→ **Data section**:

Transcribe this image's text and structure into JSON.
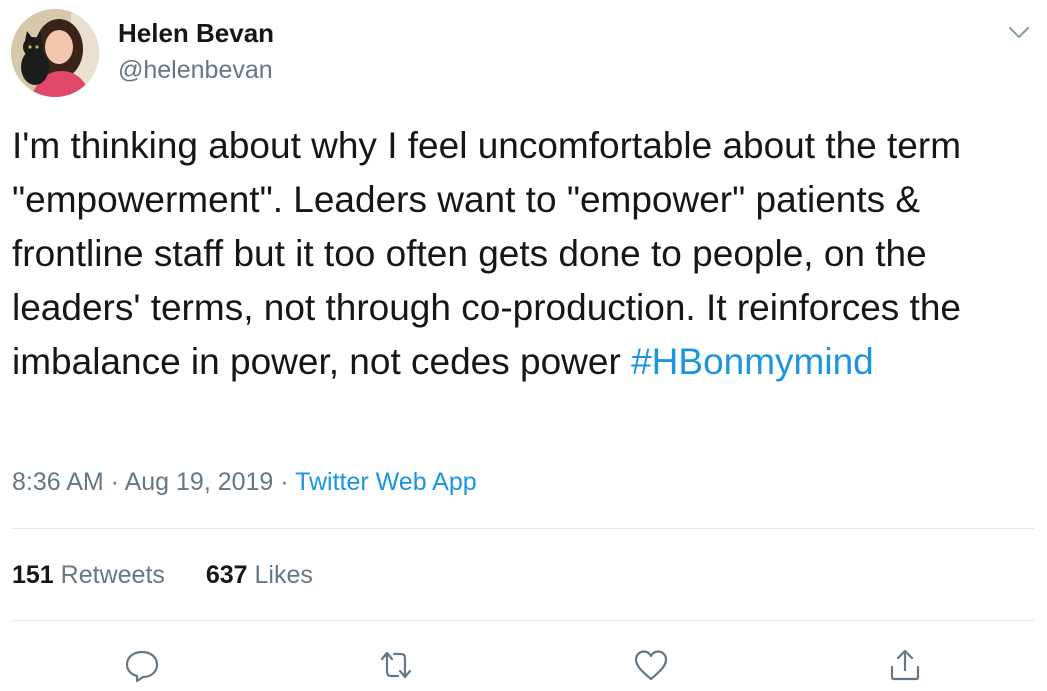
{
  "user": {
    "name": "Helen Bevan",
    "handle": "@helenbevan"
  },
  "tweet": {
    "text": "I'm thinking about why I feel uncomfortable about the term \"empowerment\". Leaders want to \"empower\" patients & frontline staff but it too often gets done to people, on the leaders' terms, not through co-production. It reinforces the imbalance in power, not cedes power",
    "hashtag": "#HBonmymind"
  },
  "meta": {
    "time": "8:36 AM",
    "sep1": " · ",
    "date": "Aug 19, 2019",
    "sep2": " · ",
    "source": "Twitter Web App"
  },
  "stats": {
    "retweets_count": "151",
    "retweets_label": "Retweets",
    "likes_count": "637",
    "likes_label": "Likes"
  },
  "icons": {
    "caret": "chevron-down-icon",
    "reply": "reply-icon",
    "retweet": "retweet-icon",
    "like": "heart-icon",
    "share": "share-icon"
  },
  "colors": {
    "link": "#1b95e0",
    "secondary_text": "#657786",
    "primary_text": "#14171a",
    "divider": "#e1e8ed"
  }
}
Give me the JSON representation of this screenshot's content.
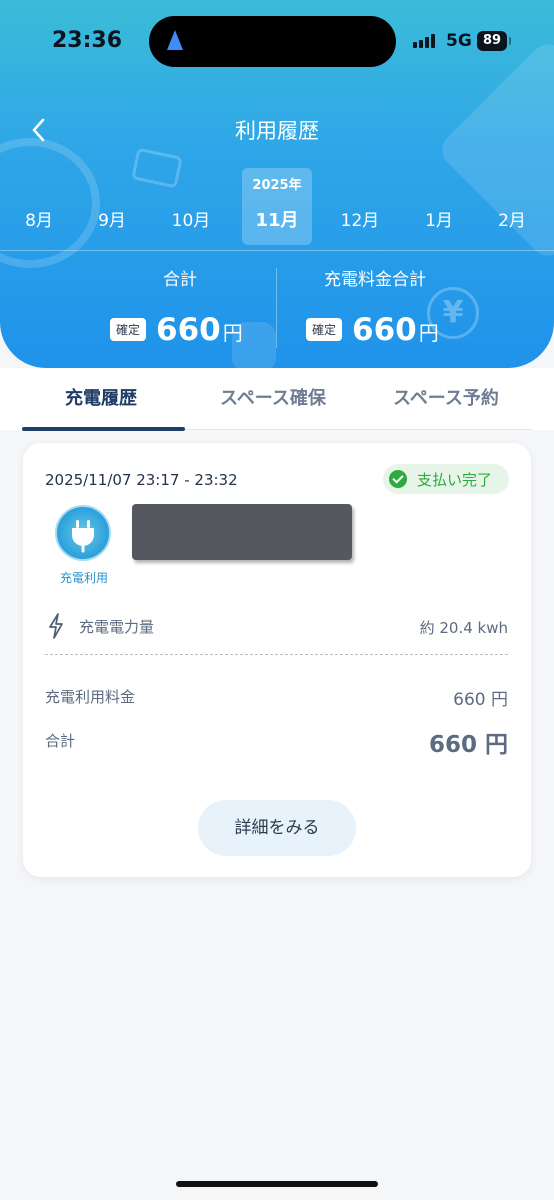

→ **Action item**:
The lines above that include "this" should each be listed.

→ **Result**:
Transcribe this image's text and structure into JSON.
Give me the JSON representation of this screenshot's content.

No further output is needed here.